Normally when I need to present a complex lookup I would spawn a new form have the user select a row from a carefully crafted UI and return the single value result back to a combo style element on my main form. When less complicated lookup’s are required a drop down list with concatenated fields may have sufficed, but not anymore…
In the midst of a recent sprint I found myself needing a little more. The task at hand was to provide an easy way to select a job from a collection (currently around 2000 entries and growing), the problem was not everyone would want to use a single field, they may not know the job name. Some users would be more comfortable with the claim number, or the client name. Enter the XtraEditors.SearchLookupEdit control.
I almost tripped over this control whilst trolling through the extensive collection of items in my toolbox. The name intrigued me so I decided to investigate a little further and was surprised at the power this little guy punched.
In a nutshell it is a container with a grid, text field and button, but don’t be fooled, I found it to be fast, quick to configure and simple to implement. For me the steps were;
1. Add SearchLookUpEdit control to form
2. Bind to existing datasource (and specify field as return value)
3. Adjust column properties (keeping UI noise to a minimum)
4. Tweak a few specific appearance properties (finding the drop down width was a pain)
5. Hookup an event

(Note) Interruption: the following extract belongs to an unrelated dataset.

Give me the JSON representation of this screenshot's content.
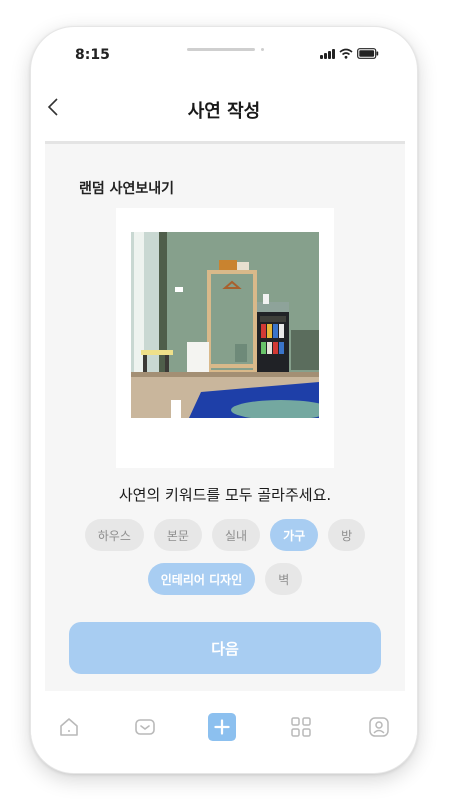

Because you can control all aspects of appearance you can pretty much make the style fit any WinForm design.
The power comes from the ‘out-of-the-box’ features on the control, users can filter, search, group, select columns etc and all without chewing up valuable screen real-estate. I know that from now on I’ll be looking to use the SearchLookUpEdit control in more places, and it taught me not to undervalue some of the ‘smaller’ common controls at my disposal.
(Picture taken from DevExpress website, my use of the control contain confidential data).